Worm farming

We have had a worm farm for quite a lot of years now.  Kitchen scraps are divided between the chickens, the worms and the compost bins. Luckily they have different tastes, and different outputs.

Today I fed my worms and collected the liquid castings that are known as black gold, the best natural fertiliser for your plants.

The farm doesn't take up much space, doesn't smell and needs very little attention. The rewards however are huge. As the worms process the scraps you feed them, they produce castings. The solid castings remain in the farm until you separate them from the worms. The finest castings form a liquid, like a thin mud, and fall through to the bottom layer of the farm. I used to have a lot of problems with forms falling into the liquid and drowning but have solved the problem by placing a piece of fine mesh flyscreen at the bottom of the box they live in.

Today I collected the liquid castings, or as a friend calls them, wiggle juice. This I keep in a plastic container for future use. This wonderful fertiliser is very strong so needs to be diluted to a weak tea before use.
I noticed that the worms had been eating the hessian sack that keeps the farm moist but hadn't eaten all the vegie and fruit peelings. This usually means the farm needs more carbon matter which is easily fixed by adding some shredded paper.

I gently folded the paper in and added some fresh food in the form of mango skins and some left-over cooked rhubarb. My worms have a sweet tooth. My husband thinks I'm mad but I bring banana skins home from work lunches for them.
Now I have plenty of fertiliser for my fragile vegie seedlings and the worms won't need food for some weeks. Happy worms and a happy garden. A win win situation!


  1. This is great - a worm farm is high on my list. We recently began composting for the first time. Thanks for all the hints.

  2. This is the perfect solution to getting rid of the rest of scraps. I'm amazed at how many things you can't give to the chickens!

  3. Hi Jodie, yes I'm afraid there is nothing much to do with onion and citrus scraps - compost is the only hope.
    Hi Greer, welcome thanks for stopping by. I'm glad you like my post. I have one planned on compost too and how I recycle materials via the chook coop first, so you might like to keep your eye out for that. Cheers

  4. What an excellent post! It sounds like you are doing very well with your worm farming!
    How has your garden and/or plants responded to the compost and worm "tea" that you have provided?

    Also I love the idea of using the mesh screen to protect the worms from drowning, shows that you take pride and value in your farm, most people wouldn't even give two thoughts to protecting a couple of their worms from drowning!

    Nice job! Looking forward to hearing more about it!


    1. Hi Paul, welcome and thanks for your encouragement!

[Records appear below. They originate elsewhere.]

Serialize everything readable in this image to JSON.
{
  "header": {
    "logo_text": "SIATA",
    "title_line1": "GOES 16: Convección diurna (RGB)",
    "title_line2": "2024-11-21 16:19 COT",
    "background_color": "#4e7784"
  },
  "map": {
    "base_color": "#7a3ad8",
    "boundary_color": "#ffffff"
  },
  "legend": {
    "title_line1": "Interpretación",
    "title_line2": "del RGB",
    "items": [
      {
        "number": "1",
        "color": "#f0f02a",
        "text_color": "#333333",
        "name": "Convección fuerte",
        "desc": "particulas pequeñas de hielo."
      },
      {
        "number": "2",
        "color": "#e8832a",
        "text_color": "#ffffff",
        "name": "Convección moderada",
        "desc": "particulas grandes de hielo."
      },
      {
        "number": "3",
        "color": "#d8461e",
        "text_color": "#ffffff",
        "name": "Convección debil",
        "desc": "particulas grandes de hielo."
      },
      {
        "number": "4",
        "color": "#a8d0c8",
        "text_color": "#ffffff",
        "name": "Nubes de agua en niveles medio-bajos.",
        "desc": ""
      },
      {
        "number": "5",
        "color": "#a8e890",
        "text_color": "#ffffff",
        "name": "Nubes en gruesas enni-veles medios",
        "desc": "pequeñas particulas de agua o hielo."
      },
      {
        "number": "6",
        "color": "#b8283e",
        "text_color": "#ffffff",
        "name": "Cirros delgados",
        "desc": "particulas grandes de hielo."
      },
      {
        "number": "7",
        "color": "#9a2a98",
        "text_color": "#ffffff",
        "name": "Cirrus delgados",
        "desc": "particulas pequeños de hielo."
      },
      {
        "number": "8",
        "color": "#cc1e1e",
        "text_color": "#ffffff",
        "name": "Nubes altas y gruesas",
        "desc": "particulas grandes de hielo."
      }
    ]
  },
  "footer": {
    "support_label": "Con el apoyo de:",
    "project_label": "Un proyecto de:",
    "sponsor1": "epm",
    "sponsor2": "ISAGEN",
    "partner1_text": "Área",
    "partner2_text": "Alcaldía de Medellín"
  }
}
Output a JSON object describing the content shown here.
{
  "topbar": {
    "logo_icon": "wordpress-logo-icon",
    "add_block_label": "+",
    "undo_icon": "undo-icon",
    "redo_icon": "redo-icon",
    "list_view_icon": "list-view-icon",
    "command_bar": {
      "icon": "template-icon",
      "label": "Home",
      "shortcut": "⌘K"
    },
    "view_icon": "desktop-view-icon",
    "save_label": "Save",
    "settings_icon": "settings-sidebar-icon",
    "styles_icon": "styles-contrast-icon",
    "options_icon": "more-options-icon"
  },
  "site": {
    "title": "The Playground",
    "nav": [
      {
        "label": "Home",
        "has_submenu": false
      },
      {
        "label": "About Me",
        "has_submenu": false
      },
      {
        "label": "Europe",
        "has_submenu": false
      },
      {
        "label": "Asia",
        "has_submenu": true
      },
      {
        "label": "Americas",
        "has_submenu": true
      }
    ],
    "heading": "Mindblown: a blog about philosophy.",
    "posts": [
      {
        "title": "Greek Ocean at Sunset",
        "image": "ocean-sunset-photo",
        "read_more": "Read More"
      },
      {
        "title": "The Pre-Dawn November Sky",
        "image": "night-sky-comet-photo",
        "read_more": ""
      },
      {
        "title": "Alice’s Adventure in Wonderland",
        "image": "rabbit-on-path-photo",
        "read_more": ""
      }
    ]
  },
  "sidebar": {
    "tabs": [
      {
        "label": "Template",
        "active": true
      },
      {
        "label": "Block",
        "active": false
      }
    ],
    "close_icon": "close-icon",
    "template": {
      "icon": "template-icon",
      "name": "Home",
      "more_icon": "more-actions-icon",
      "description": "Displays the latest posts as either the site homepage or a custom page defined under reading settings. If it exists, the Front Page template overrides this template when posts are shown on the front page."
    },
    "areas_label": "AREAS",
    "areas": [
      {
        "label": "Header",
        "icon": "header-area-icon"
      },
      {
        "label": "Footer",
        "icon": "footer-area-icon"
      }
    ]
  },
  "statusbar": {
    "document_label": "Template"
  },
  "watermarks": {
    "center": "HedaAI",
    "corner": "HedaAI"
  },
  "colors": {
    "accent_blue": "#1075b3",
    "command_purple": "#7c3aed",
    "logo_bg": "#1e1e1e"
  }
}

I do actually think of the worms as pets that need looking after. They're not as interactive as dogs, cats or chickens but I have them locked in a box so am responsible for them. I'm a little hit and miss with using my castings - should do a more scientific experiment to measure the effect. I'm very happy to have you on board. cheers!



Related Posts Plugin for WordPress, Blogger...